Now it was the hosts’ turn to try this out with the three wines. First up was the Perrier-Jouët Blason Rosé paired with the painting, Rosaline. On the nose, we got aromas of apple, almond, and jasmine flowers. Visually, the light pink Champagne evokes just-ripe and tangy raspberries, which you also pick up with a sip, along with strawberries, white peaches, and green asian pear. Simone’s trained palate also picked up Amaretti and Madeline cookies, candied ginger, candied rose petals, and a hint of lime zest. Try it yourself! And view all the paintings we discussed here.
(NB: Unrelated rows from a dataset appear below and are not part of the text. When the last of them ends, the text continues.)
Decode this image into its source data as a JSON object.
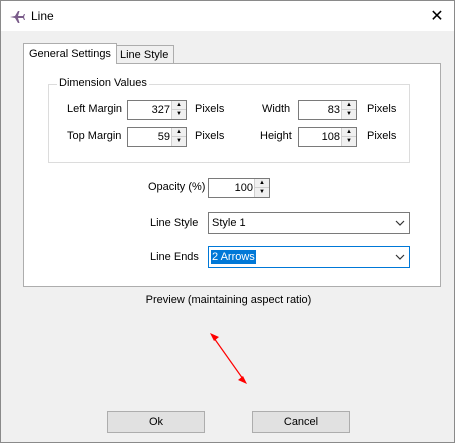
{
  "window": {
    "title": "Line",
    "close_glyph": "✕"
  },
  "tabs": [
    {
      "label": "General Settings",
      "active": true
    },
    {
      "label": "Line Style",
      "active": false
    }
  ],
  "dimension_group": {
    "legend": "Dimension Values",
    "left_margin": {
      "label": "Left Margin",
      "value": "327",
      "unit": "Pixels"
    },
    "top_margin": {
      "label": "Top Margin",
      "value": "59",
      "unit": "Pixels"
    },
    "width": {
      "label": "Width",
      "value": "83",
      "unit": "Pixels"
    },
    "height": {
      "label": "Height",
      "value": "108",
      "unit": "Pixels"
    }
  },
  "opacity": {
    "label": "Opacity (%)",
    "value": "100"
  },
  "line_style": {
    "label": "Line Style",
    "value": "Style 1"
  },
  "line_ends": {
    "label": "Line Ends",
    "value": "2 Arrows"
  },
  "preview": {
    "label": "Preview (maintaining aspect ratio)",
    "line_color": "#ff0000"
  },
  "buttons": {
    "ok": "Ok",
    "cancel": "Cancel"
  },
  "colors": {
    "accent": "#0078d7",
    "preview_line": "#ff0000"
  }
}
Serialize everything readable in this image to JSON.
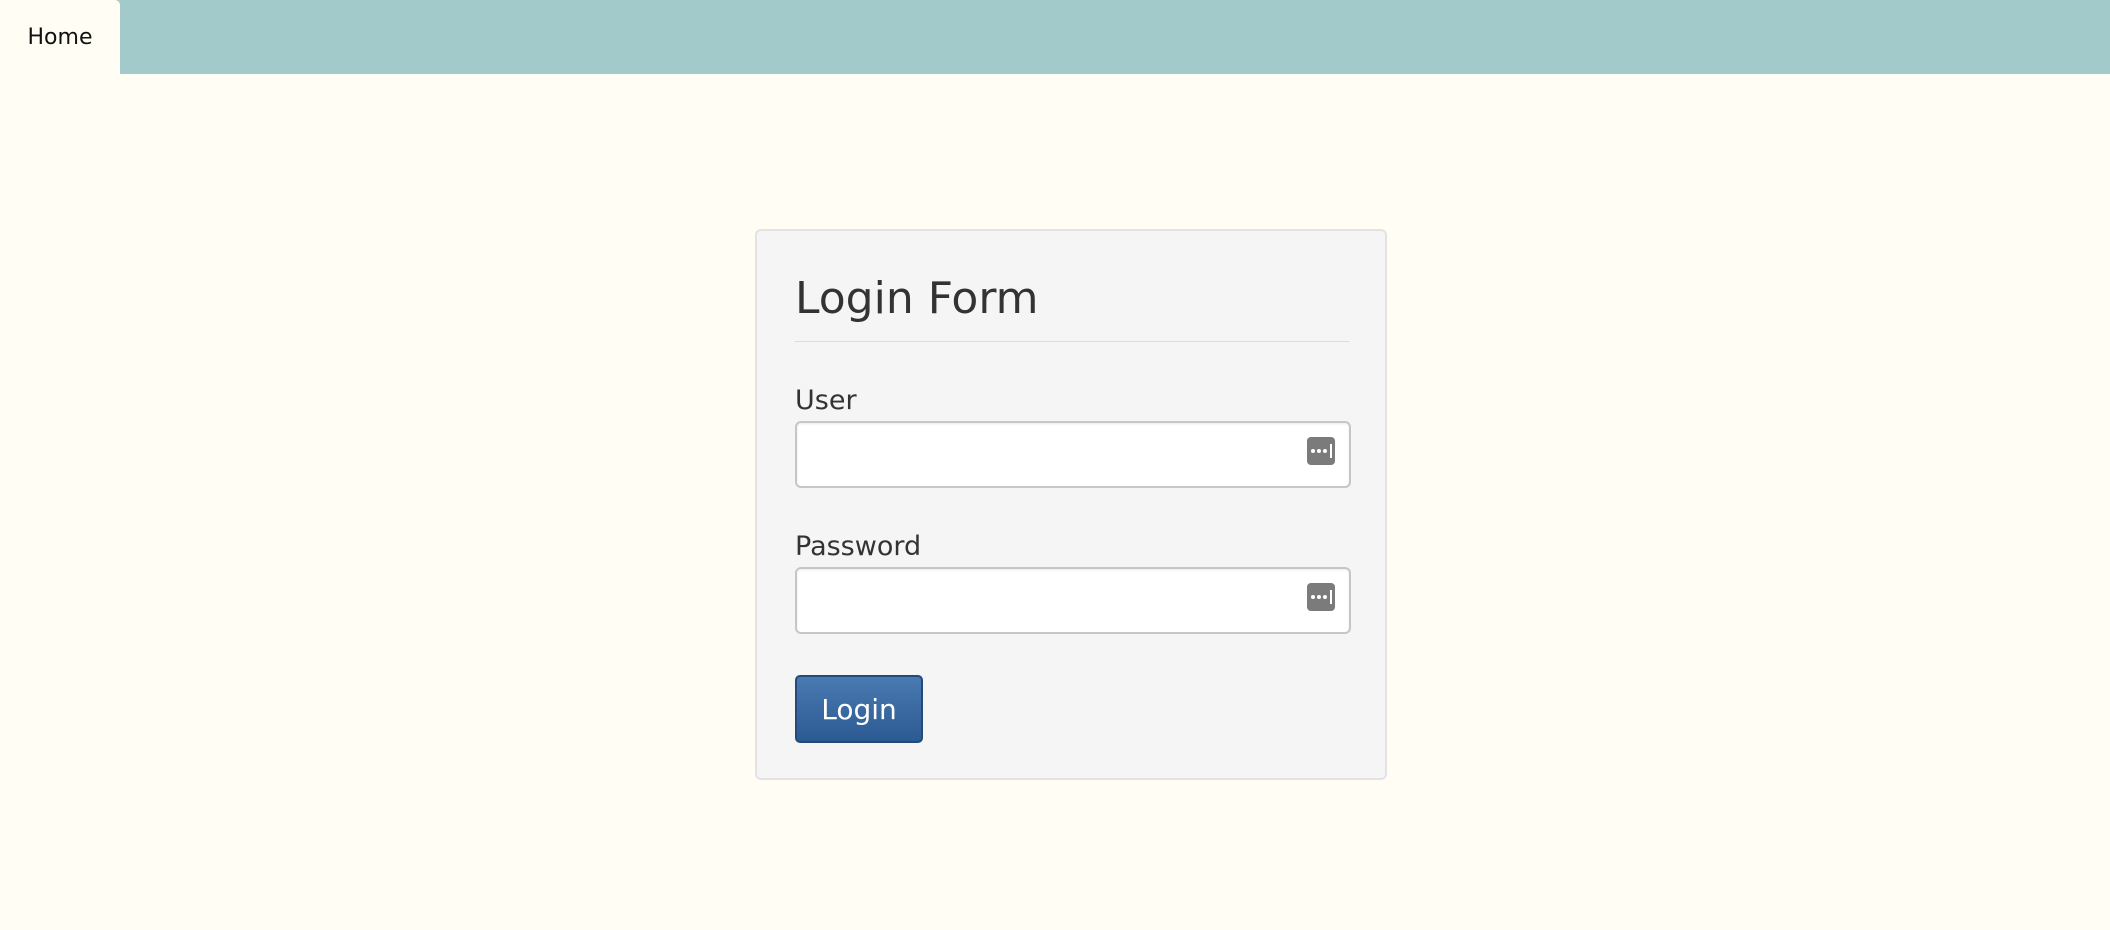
{
  "nav": {
    "home_label": "Home"
  },
  "login_form": {
    "title": "Login Form",
    "user_label": "User",
    "user_value": "",
    "password_label": "Password",
    "password_value": "",
    "submit_label": "Login",
    "field_icon": "password-manager-key-icon"
  },
  "colors": {
    "topbar": "#a3cacb",
    "background": "#fffdf4",
    "panel": "#f5f5f5",
    "button": "#2c5a93"
  }
}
Next up was the St. Supery Napa Valley Estate Moscato. While many think “sweet” when it comes to Moscato, this wine is elegant, with a sweetness that isn’t at all sugary. The sweetness comes from a panoply of tropical fruits and flowers: guava, white peach, apricot, apple blossom, and white freesia. Simone also identified hints of marmalade, honeysuckle, mandarin, Meyer lemon, vanilla bean and orange blossom water. For the hosts, all those aromas and flavors brought yellows and oranges to mind. It was no surprise to hear Simone had paired this wine with three, predominantly yellow paintings: Robert Lewis Reid’s The Yellow Flowers, 1908, American; Diane Leonard’s Yellow Umbrella Summer Rain (also called Solitude), contemporary, American; and Alphonse Mucha’s Lily, 1898, Lithograph, Czeck.
Last, we moved to the Mathis Sonoma Valley Grenache. Here Simone and the hosts picked up a big nose with spicy and woodsy aromas that included cinnamon, turmeric, white pepper, cedar, red plum, mulberry, ripe strawberry, blueberry, strawberry-rhubarb sauce or preserves, cherry pipe tobacco, baking chocolate, and eucalyptus. On the palate, ripe, red fruits and restrained tannins (that are a bit unstructured) accompanied moderate acidity. With this impression, Simone was off to match the Grenache with three paintings: Danielle Hatherley’s Autumn in the Adirondacks; her Uluru Ascension (which we called Sunset or Sunrise before we learned the real title); and (what we later discovered was) Lanie Loreth’s (and not Pablo Picasso’s) Red Poppies in a Vase, 1943.
From Simone’s point of view, the line, composition, brush stroke, and emotional display, mirror the ripe, red fruit, woodsey spice, and restrained tannins of the wine. She also found it a bit unstructured, with moderate acidity. And it was her sense of a lack of strong backbone that indicates an impressionistic painting style. Simone’s ultimate vote was for Danielle Hatherley’s Uluru Ascension to pair with the Mathis Grenache.
Listen in to learn more. It was a fascinating experience for the hosts. And visit Simone’s website:
To learn more about the wines tasted or purchase them, go to: